ADOLESCENT HIV TESTING, COUNSELLING AND CARE
Implementation guidance for health providers and planners

Introduction

Adolescents embody every community's hopes for the future. Adolescence is a time of vibrancy, exploration and self-discovery; it is also a time of rapid and sometimes confusing physical, psychological and emotional changes. Many adolescents take risks as they try to fit in with peers, emulate role models and develop more autonomy. For these reasons, adolescents are vulnerable to human immunodeficiency virus (HIV). This is particularly true for adolescents who live in settings with a generalized HIV epidemic – especially females in sub-Saharan Africa who, due to entrenched gender norms, face a higher risk of infection than males of the same age.
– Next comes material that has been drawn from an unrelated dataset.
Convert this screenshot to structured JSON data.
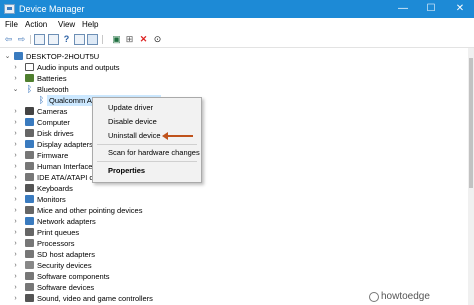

Adolescents who are members of key populations are also at higher risk for HIV acquisition or transmission through sexual transmission and injecting drug use.

From guidance to action

This new interactive tool is designed as a companion to the 2013 guidance issued by WHO with the Global Network of People Living with HIV (GNP+), the United Nations Educational, Scientific and Cultural Organization (UNESCO), the United Nations Population Fund (UNFPA) and the United Nations Children's Fund (UNICEF): HIV and adolescents: guidance for testing and counselling and care for adolescents living with HIV. It is based on the technical content of that publication and supports health providers, health planners and community-based organizations that are currently providing, or planning to provide, comprehensive care for adolescents.

The tool illustrates, animates and amplifies the recommendations and key messages of the formal guidelines with practical guidance and engaging, multi-format resources for reaching adolescents and providing more appropriate, appealing and effective HIV testing and counselling, treatment and care services specifically for them. The tool also covers operational considerations that must be addressed for effective implementation of the recommendations. It presents concrete, practice examples of service delivery approaches that have been successful and practical tools that have been useful for some programmes, and that can be replicated or adapted to suit specific settings. It also presents the perspectives of adolescents living with HIV, health providers and planners.